In Massachusetts Highway Dept. v. Perini Corporation, et al., 83 Mass.App.Ct. 96 (2013) a dispute arose between a joint venture contractor that performed a portion of the Central Artery/Tunnel project in Boston and the Massachusetts Highway Department. The 1995 construction contract specified that disputes arising out of the contract should be submitted to a dispute review board (DRB), which would issue findings and a nonbinding recommendation to the project director. The project director could accept the DRB’s recommendation, revise it or reject it altogether. The project director’s decision could be appealed to Mass Highway’s board of commissioners or to Massachusetts state court.
In 1999, after several disputes arose on the project, the contractor and Mass Highways entered into a separate written agreement to submit those disputes to the DRB for binding arbitration. The agreement was limited to a list of disputes contained on an attached exhibit.
When the contractor demanded arbitration, it included both claims that were identified in the arbitration agreement and claims that were not. Accordingly, the DRB was serving in a dual capacity—issuing binding decisions on certain claims and nonbinding recommendations on the others. The problem arose when the parties disagreed as to whether certain claims the contractor characterized as “related” to claims identified in the 1999 arbitration agreement should be decided on a binding basis or as nonbinding recommendations.
At the hearing, Mass Highways contended that the so-called “related” claims were not “related,” and it argued that only those claims expressly identified in the 1999 arbitration agreement were subject to binding arbitration.
At the conclusion of the hearing, the DRB issued binding decisions for those issues it determined were arbitrable and forwarded to the project director its findings and nonbinding recommendations for the others. Mass Highways appealed the arbitration award to the Superior Court on the grounds it never agreed that the issue of arbitrability could be addressed by the DRB in binding arbitration. The trial court held that the issue of arbitrability was not one that was subject to binding arbitration and thus vacated the award. The contractor appealed.
On appeal, the contractor made three arguments. First, it argued that although the 1999 agreement did not expressly confer upon the DRB the power to decide arbitrability on a nonbinding basis, the parties’ conduct and business dealings evidenced that intention. Second, it argued that if the court decided that the DRB lacked such power, the court should make that decision and simply dispose of those DRB decisions that were improperly decided. Last, the contractor argued that since Mass Highways did not argue during the arbitration that the DRB lacked the power to decide arbitrability, it waived the right to make that argument on appeal.

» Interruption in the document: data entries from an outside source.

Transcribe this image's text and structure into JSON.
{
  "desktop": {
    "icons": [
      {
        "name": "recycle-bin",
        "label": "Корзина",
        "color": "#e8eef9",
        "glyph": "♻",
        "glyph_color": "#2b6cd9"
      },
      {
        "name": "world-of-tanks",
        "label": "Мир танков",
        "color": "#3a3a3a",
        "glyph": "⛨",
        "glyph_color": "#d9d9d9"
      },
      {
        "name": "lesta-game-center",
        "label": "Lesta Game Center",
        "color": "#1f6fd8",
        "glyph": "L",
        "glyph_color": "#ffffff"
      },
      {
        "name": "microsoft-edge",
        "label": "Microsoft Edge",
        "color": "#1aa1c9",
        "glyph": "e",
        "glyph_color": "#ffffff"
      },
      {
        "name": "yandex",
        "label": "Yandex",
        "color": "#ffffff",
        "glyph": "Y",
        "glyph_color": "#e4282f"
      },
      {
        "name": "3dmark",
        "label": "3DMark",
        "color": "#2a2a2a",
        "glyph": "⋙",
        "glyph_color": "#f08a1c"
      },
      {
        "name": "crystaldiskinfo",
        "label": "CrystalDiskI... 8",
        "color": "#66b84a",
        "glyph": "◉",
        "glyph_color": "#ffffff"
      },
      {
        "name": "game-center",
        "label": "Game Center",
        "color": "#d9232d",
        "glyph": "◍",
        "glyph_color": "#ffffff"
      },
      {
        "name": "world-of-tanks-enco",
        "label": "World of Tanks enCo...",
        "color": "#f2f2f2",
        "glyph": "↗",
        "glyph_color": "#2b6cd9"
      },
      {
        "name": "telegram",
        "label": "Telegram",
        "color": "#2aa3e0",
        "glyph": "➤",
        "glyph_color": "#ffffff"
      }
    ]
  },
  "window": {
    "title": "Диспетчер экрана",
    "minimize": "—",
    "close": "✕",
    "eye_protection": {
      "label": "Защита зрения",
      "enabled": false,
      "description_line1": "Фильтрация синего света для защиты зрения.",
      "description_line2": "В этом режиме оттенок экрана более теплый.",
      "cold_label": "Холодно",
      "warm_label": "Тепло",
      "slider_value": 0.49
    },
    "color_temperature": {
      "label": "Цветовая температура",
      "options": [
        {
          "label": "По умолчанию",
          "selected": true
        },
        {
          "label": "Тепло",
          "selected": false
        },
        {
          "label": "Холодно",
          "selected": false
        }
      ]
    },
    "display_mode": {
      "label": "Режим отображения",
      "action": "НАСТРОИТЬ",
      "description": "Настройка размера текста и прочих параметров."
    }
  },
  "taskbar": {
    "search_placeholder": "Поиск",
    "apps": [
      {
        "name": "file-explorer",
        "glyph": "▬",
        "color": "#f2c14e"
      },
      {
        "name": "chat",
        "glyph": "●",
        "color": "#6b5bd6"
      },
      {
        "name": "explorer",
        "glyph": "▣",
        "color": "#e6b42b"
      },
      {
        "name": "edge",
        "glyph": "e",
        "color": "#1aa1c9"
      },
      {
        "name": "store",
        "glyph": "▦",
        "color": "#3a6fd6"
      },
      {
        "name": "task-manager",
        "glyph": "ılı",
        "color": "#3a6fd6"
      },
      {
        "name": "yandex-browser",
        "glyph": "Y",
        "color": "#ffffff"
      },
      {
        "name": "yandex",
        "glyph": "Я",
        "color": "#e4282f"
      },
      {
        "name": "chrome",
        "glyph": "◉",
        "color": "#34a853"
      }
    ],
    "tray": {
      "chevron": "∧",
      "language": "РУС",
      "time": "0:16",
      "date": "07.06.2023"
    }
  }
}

The court rejected the contractor’s first argument. On the second issue, the court agreed that in a typical situation, a court decides arbitrability absent an express provision in the arbitration agreement conferring that power to the arbitrator. However, in this case, the parties agreed in their original contract that they must exhaust the disputes process before resorting to the courts. Accordingly, the court held that the question of arbitrability must first be decided on a nonbinding basis by the DRB and the project director before the courts could entertain the question. Finally, the court held that although Mass Highways did not specifically argue during arbitration that the DRB lacked power to decide arbitrability, it consistently contended that only those issues identified in the arbitration agreement were subject to binding arbitration.
Parties should consider including in their arbitration agreement language that expressly confers to the arbitrator the power to entertain and decide these questions when they do arise. R&B